“I know his Ohio State experience didn’t go as well as he wanted it. I think his Findlay experience was much more than he initially thought it could be,” Rothenbuhler said.
In May, after graduating, Reed participated in a tryout with the Detroit Lions. Before joining the Screaming Eagles, he hadn’t played much football.
“I play a little flag football just to stay in some kind of football shape to stay with it, but other than that, this is my first professional league team,” Reed said, referring to the Screaming Eagles.
The Screaming Eagles called him a few months before the season began on Feb. 16 to express interest. Reed attended a camp before the team offered him a contract.
“It was the only thing that was feasible enough for me to actually give a serious look at,” Reed said. “I got a call from a team in Germany in Europe. But I don’t really know their situation as far as money-wise.”
He said he won’t feed a family at this level of football. He plans to pick up a part-time job.
“I’m going to get one just because I want to make extra money.
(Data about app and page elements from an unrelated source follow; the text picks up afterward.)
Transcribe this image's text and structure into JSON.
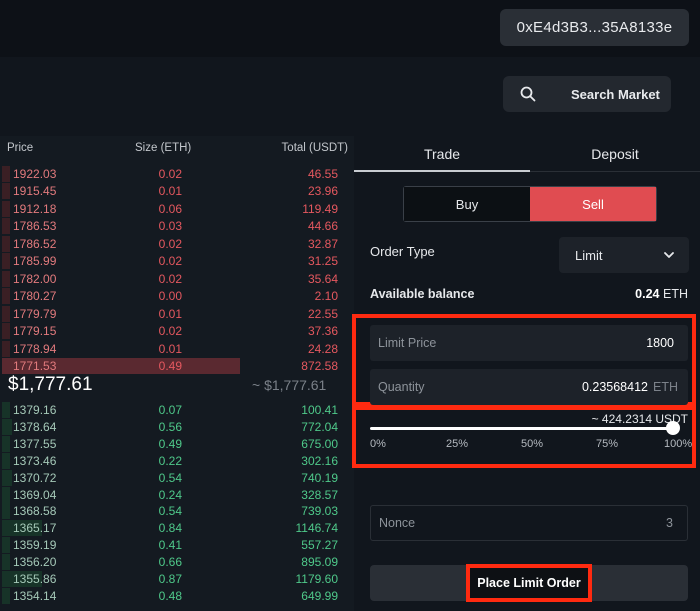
{
  "header": {
    "wallet_address": "0xE4d3B3...35A8133e"
  },
  "search": {
    "label": "Search Market"
  },
  "orderbook": {
    "columns": {
      "price": "Price",
      "size": "Size (ETH)",
      "total": "Total (USDT)"
    },
    "asks": [
      {
        "price": "1922.03",
        "size": "0.02",
        "total": "46.55"
      },
      {
        "price": "1915.45",
        "size": "0.01",
        "total": "23.96"
      },
      {
        "price": "1912.18",
        "size": "0.06",
        "total": "119.49"
      },
      {
        "price": "1786.53",
        "size": "0.03",
        "total": "44.66"
      },
      {
        "price": "1786.52",
        "size": "0.02",
        "total": "32.87"
      },
      {
        "price": "1785.99",
        "size": "0.02",
        "total": "31.25"
      },
      {
        "price": "1782.00",
        "size": "0.02",
        "total": "35.64"
      },
      {
        "price": "1780.27",
        "size": "0.00",
        "total": "2.10"
      },
      {
        "price": "1779.79",
        "size": "0.01",
        "total": "22.55"
      },
      {
        "price": "1779.15",
        "size": "0.02",
        "total": "37.36"
      },
      {
        "price": "1778.94",
        "size": "0.01",
        "total": "24.28"
      },
      {
        "price": "1771.53",
        "size": "0.49",
        "total": "872.58"
      }
    ],
    "mid_price": "$1,777.61",
    "mid_price_secondary": "~ $1,777.61",
    "bids": [
      {
        "price": "1379.16",
        "size": "0.07",
        "total": "100.41"
      },
      {
        "price": "1378.64",
        "size": "0.56",
        "total": "772.04"
      },
      {
        "price": "1377.55",
        "size": "0.49",
        "total": "675.00"
      },
      {
        "price": "1373.46",
        "size": "0.22",
        "total": "302.16"
      },
      {
        "price": "1370.72",
        "size": "0.54",
        "total": "740.19"
      },
      {
        "price": "1369.04",
        "size": "0.24",
        "total": "328.57"
      },
      {
        "price": "1368.58",
        "size": "0.54",
        "total": "739.03"
      },
      {
        "price": "1365.17",
        "size": "0.84",
        "total": "1146.74"
      },
      {
        "price": "1359.19",
        "size": "0.41",
        "total": "557.27"
      },
      {
        "price": "1356.20",
        "size": "0.66",
        "total": "895.09"
      },
      {
        "price": "1355.86",
        "size": "0.87",
        "total": "1179.60"
      },
      {
        "price": "1354.14",
        "size": "0.48",
        "total": "649.99"
      }
    ]
  },
  "panel": {
    "tabs": [
      "Trade",
      "Deposit"
    ],
    "side": {
      "buy": "Buy",
      "sell": "Sell",
      "selected": "Sell"
    },
    "order_type_label": "Order Type",
    "order_type_value": "Limit",
    "balance_label": "Available balance",
    "balance_amount": "0.24",
    "balance_unit": "ETH",
    "limit_price_label": "Limit Price",
    "limit_price_value": "1800",
    "quantity_label": "Quantity",
    "quantity_value": "0.23568412",
    "quantity_unit": "ETH",
    "approx_total": "~ 424.2314 USDT",
    "slider_ticks": [
      "0%",
      "25%",
      "50%",
      "75%",
      "100%"
    ],
    "slider_value_percent": 100,
    "nonce_label": "Nonce",
    "nonce_value": "3",
    "submit_label": "Place Limit Order"
  },
  "colors": {
    "ask": "#e5585f",
    "bid": "#4fc98a",
    "sell_button": "#e04c51",
    "highlight_box": "#ff2a10"
  }
}
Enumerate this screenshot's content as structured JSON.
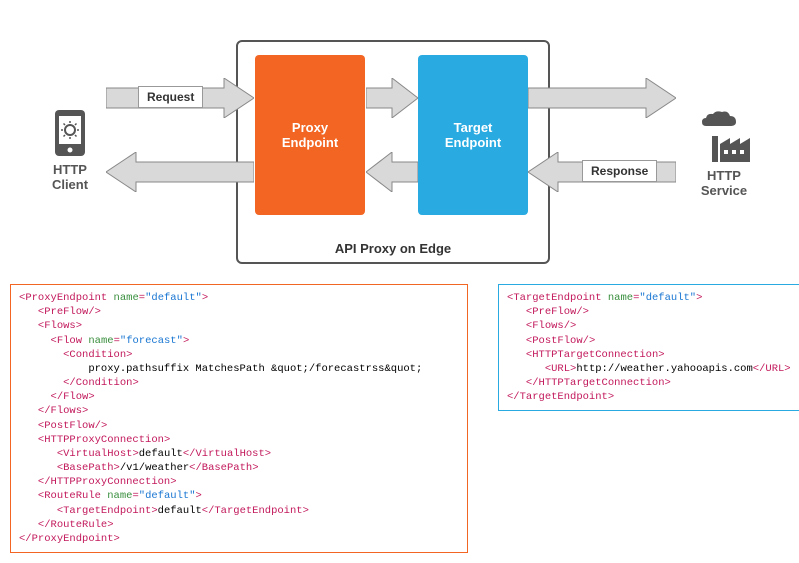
{
  "diagram": {
    "client_label": "HTTP\nClient",
    "service_label": "HTTP\nService",
    "container_label": "API Proxy on Edge",
    "proxy_endpoint_label": "Proxy\nEndpoint",
    "target_endpoint_label": "Target\nEndpoint",
    "request_label": "Request",
    "response_label": "Response"
  },
  "proxy_xml": {
    "root_tag": "ProxyEndpoint",
    "root_attr_name": "name",
    "root_attr_val": "default",
    "preflow": "PreFlow",
    "flows": "Flows",
    "flow_tag": "Flow",
    "flow_attr_name": "name",
    "flow_attr_val": "forecast",
    "condition_tag": "Condition",
    "condition_text": "proxy.pathsuffix MatchesPath &quot;/forecastrss&quot;",
    "postflow": "PostFlow",
    "http_conn": "HTTPProxyConnection",
    "vhost_tag": "VirtualHost",
    "vhost_val": "default",
    "basepath_tag": "BasePath",
    "basepath_val": "/v1/weather",
    "routerule_tag": "RouteRule",
    "routerule_attr_name": "name",
    "routerule_attr_val": "default",
    "target_ep_tag": "TargetEndpoint",
    "target_ep_val": "default"
  },
  "target_xml": {
    "root_tag": "TargetEndpoint",
    "root_attr_name": "name",
    "root_attr_val": "default",
    "preflow": "PreFlow",
    "flows": "Flows",
    "postflow": "PostFlow",
    "http_conn": "HTTPTargetConnection",
    "url_tag": "URL",
    "url_val": "http://weather.yahooapis.com"
  }
}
You’re not going to take care and feed your whole family with the check that you get here,” Reed said.
Reed said he hopes to use this opportunity as a stepping stone.
“This is definitely for me just to kind of bump my career to the highest level possible, hopefully the CFL or NFL,” Reed said. “I’ve got the skill and talent, I just need the right set of eyes to get their eyes on me, the right person to believe in me and I’m going to make them a believer.”
He said this is the lowest point in his career, but he won’t stop anytime soon in his quest to play professionally.
“Sometimes, I’ve felt like I didn’t love it any more,” Reed said. “But, at the end of the day, I still feel that fire in my heart and I’ve got that desire. Until that leaves me, I won’t stop playing football.”